• [DIRECTIONS] Lift out all lines below that contain "Master".

=== Begin Enclosure ===

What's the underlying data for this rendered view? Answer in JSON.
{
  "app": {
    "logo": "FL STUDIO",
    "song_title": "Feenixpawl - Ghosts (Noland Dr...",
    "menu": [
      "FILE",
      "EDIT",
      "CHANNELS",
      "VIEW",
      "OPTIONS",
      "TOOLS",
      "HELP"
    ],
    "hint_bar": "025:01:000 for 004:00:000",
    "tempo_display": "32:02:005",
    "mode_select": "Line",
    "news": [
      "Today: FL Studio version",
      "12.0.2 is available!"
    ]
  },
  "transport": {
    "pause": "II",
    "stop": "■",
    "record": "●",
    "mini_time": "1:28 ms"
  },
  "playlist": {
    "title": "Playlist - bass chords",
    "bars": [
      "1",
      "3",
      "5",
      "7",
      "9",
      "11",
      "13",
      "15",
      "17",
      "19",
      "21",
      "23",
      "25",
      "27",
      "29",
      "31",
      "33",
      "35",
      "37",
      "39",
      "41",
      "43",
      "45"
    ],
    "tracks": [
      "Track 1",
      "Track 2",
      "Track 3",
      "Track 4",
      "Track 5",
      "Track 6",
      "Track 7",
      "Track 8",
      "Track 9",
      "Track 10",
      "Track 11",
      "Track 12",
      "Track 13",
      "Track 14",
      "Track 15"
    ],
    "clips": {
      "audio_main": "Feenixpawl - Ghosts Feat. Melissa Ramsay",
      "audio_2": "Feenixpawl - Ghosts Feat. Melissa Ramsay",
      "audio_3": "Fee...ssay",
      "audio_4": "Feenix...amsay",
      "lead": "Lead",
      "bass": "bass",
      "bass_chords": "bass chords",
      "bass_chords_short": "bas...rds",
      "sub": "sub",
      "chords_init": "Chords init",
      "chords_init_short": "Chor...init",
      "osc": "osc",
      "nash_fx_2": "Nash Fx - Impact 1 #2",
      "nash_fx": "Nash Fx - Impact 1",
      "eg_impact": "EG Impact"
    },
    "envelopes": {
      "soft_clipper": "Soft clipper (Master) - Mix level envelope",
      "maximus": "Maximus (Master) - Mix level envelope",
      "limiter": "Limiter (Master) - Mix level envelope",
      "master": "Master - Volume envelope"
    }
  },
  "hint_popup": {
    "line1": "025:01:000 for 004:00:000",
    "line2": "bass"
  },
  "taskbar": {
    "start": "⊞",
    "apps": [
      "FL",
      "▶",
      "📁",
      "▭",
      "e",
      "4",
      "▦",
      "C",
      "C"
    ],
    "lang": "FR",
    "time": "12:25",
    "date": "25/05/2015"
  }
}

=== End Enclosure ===

• [OUTPUT FOR THIS TASK]
      "soft_clipper": "Soft clipper (Master) - Mix level envelope",
      "maximus": "Maximus (Master) - Mix level envelope",
      "limiter": "Limiter (Master) - Mix level envelope",
      "master": "Master - Volume envelope"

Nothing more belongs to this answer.